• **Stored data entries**
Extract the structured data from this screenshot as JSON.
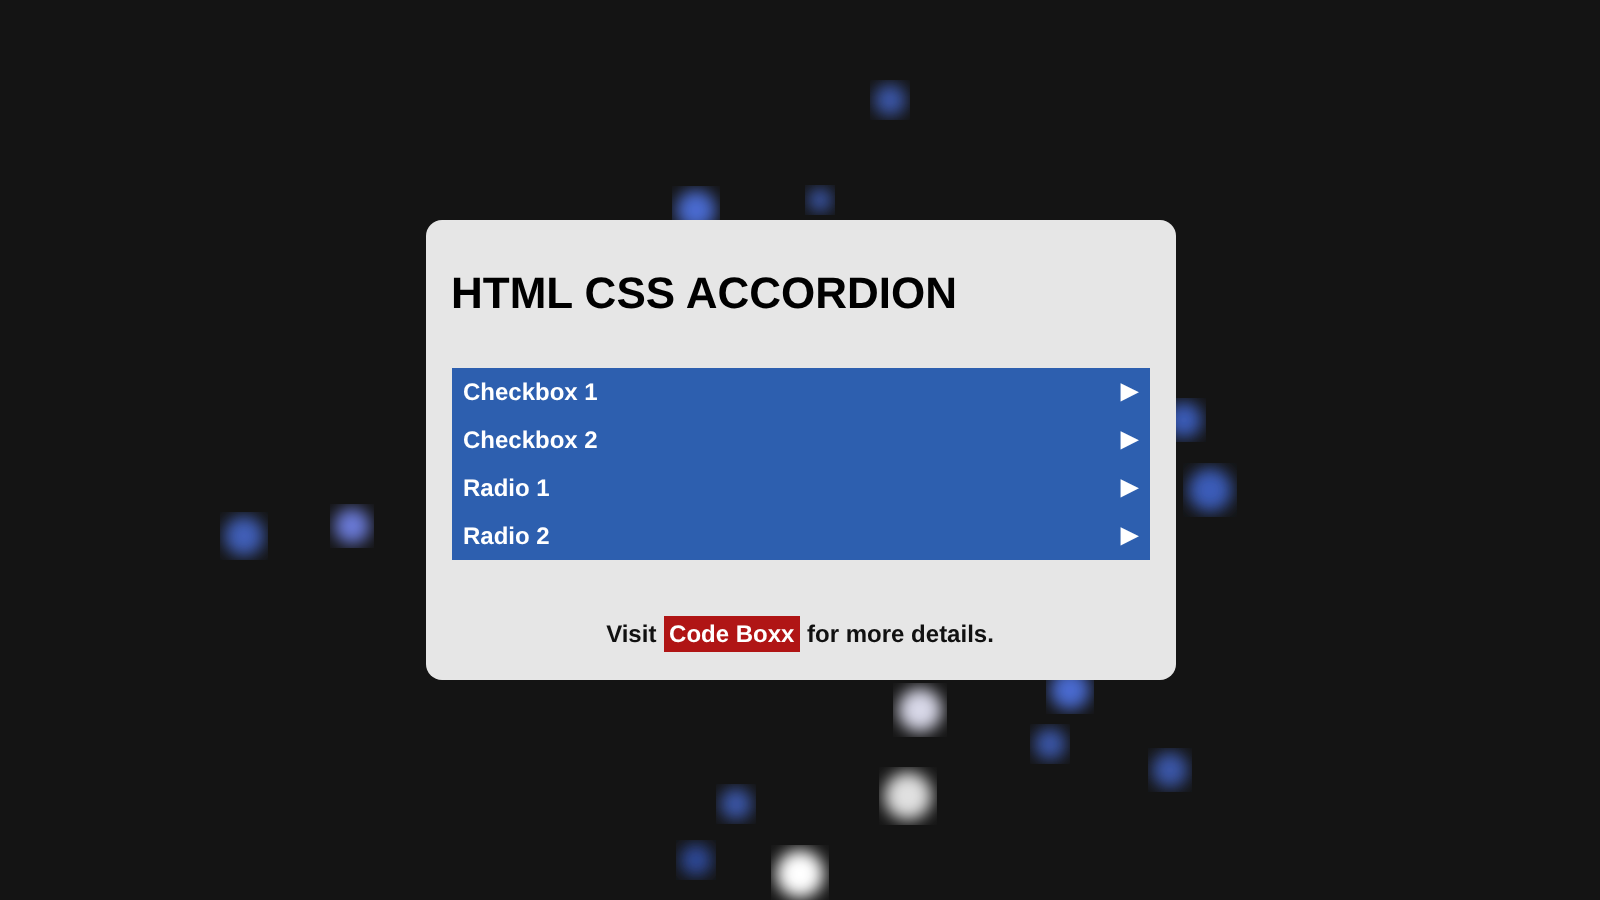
{
  "title": "HTML CSS ACCORDION",
  "accordion": [
    {
      "label": "Checkbox 1",
      "toggle": "▶",
      "expanded": false
    },
    {
      "label": "Checkbox 2",
      "toggle": "▶",
      "expanded": false
    },
    {
      "label": "Radio 1",
      "toggle": "▶",
      "expanded": false
    },
    {
      "label": "Radio 2",
      "toggle": "▶",
      "expanded": false
    }
  ],
  "footer": {
    "before": "Visit",
    "link": "Code Boxx",
    "after": "for more details."
  }
}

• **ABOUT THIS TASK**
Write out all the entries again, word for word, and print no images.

• **SOLUTION FOR THIS PROBLEM**
Extract the structured data from this screenshot as JSON.
{
  "title": "HTML CSS ACCORDION",
  "accordion": [
    {
      "label": "Checkbox 1",
      "toggle": "▶",
      "expanded": false
    },
    {
      "label": "Checkbox 2",
      "toggle": "▶",
      "expanded": false
    },
    {
      "label": "Radio 1",
      "toggle": "▶",
      "expanded": false
    },
    {
      "label": "Radio 2",
      "toggle": "▶",
      "expanded": false
    }
  ],
  "footer": {
    "before": "Visit",
    "link": "Code Boxx",
    "after": "for more details."
  }
}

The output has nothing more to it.